We have felt the frustration of lacking an identity for years.  These frustrations often boil to the surface when we play a team that has an identity.  Successful teams such as the Patriots, Ravens, and most recently Bears come to mind when speaking on identity.  By an identity, I’m talking about a team that comes into a game with a purpose and an extremely specific plan.  Having an identity helps you deal with failure in a proactive way.  Often during Adam Gase’s three-year tenure with the Dolphins, it was obvious that we were lacking in this department. If I were stripping a roster from top to bottom, I think my vision for this Dolphins team would fall in line with those of the Bears, Texans, Cowboys, and recently what the Ravens are doing with Lamar Jackson.  This identity includes a big, aggressive defense that can play multiple fronts and match up on the back end coupled with a quarterback on a rookie deal with resources put into solidifying an offensive line.  These are all run first offenses with quarterbacks who stress defenses with their legs and possess the ability to convert third downs in unconventional ways.

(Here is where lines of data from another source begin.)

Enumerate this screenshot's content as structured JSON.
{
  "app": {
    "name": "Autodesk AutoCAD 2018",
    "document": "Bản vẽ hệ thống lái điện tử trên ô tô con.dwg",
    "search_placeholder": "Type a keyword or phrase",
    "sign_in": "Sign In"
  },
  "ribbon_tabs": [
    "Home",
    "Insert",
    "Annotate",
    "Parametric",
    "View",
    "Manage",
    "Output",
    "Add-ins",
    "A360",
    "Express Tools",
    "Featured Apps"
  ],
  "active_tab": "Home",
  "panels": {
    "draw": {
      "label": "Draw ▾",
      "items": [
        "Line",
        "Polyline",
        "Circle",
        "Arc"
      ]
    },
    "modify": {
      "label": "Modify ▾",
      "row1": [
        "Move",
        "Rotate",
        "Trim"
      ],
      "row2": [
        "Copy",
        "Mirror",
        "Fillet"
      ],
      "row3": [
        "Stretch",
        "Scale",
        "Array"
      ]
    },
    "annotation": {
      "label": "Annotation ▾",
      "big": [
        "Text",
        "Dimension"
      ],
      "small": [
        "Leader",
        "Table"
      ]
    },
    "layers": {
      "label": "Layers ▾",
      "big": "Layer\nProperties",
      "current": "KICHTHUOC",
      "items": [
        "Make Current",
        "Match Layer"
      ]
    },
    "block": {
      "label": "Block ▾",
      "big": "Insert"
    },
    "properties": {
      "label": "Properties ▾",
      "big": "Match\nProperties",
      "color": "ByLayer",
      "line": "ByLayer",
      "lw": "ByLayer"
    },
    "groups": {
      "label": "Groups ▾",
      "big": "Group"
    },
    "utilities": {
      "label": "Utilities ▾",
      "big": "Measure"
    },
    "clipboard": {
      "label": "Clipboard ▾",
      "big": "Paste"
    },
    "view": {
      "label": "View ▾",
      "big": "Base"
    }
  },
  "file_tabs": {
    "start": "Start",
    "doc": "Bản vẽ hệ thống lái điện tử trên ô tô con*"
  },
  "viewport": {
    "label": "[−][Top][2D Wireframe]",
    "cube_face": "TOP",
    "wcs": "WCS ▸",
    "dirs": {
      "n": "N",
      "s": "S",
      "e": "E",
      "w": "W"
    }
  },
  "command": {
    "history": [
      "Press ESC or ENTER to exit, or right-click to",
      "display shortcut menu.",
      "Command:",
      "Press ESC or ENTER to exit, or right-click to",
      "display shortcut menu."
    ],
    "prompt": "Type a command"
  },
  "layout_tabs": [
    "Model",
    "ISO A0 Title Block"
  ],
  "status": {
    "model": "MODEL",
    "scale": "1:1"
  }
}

Now that I’ve established the identity I’d like to see, I want to discuss my choice for our next head coach.  I’ve battled with this decision since we parted ways with Adam Gase but feel like I’ve settled on the guy that best fits our needs.  One of my biggest pet peeves when evaluated a coach is this; whether you come in as an “offensive guru”, a “defensive mastermind”, or a “special teams wizard”, your self-proclaimed side of the ball better click on all cylinders.  Adam Gase was an “offensive guru” and his unit ranked 17th, 26th, and 28th in points per game during his tenure.  Worse than that, that same unit ranked 24th, 25th, and 31st in yards per game with Gase coaching.  Pair that with his inability to fix the quarterback position or have a somewhat respectable defense, and you’ve got an unemployed coach.  This brings me to the candidate that I think would thrive in our young organization in need of a fresh start.  Kris Richard, who is currently the Cowboys defensive backs coach and passing game coordinator for the defense, would be a home-run for this organization.  The guy who brought together Seattle’s “Legion of Boom” and in 2015 was the defensive coordinator for the leagues number one defense.  He is a fiery 39-year-old coach and former player who commands great respect in an NFL locker room.  Richard’s current Cowboys teams, as well as, his former Seahawks teams both possess the tough, physical blueprint that needs to be brought to Miami.  He will be tasked with finding an offensive coordinator that he trusts to fulfill his blueprint.  This organization needs a spark, and I think it’s Kris Richard.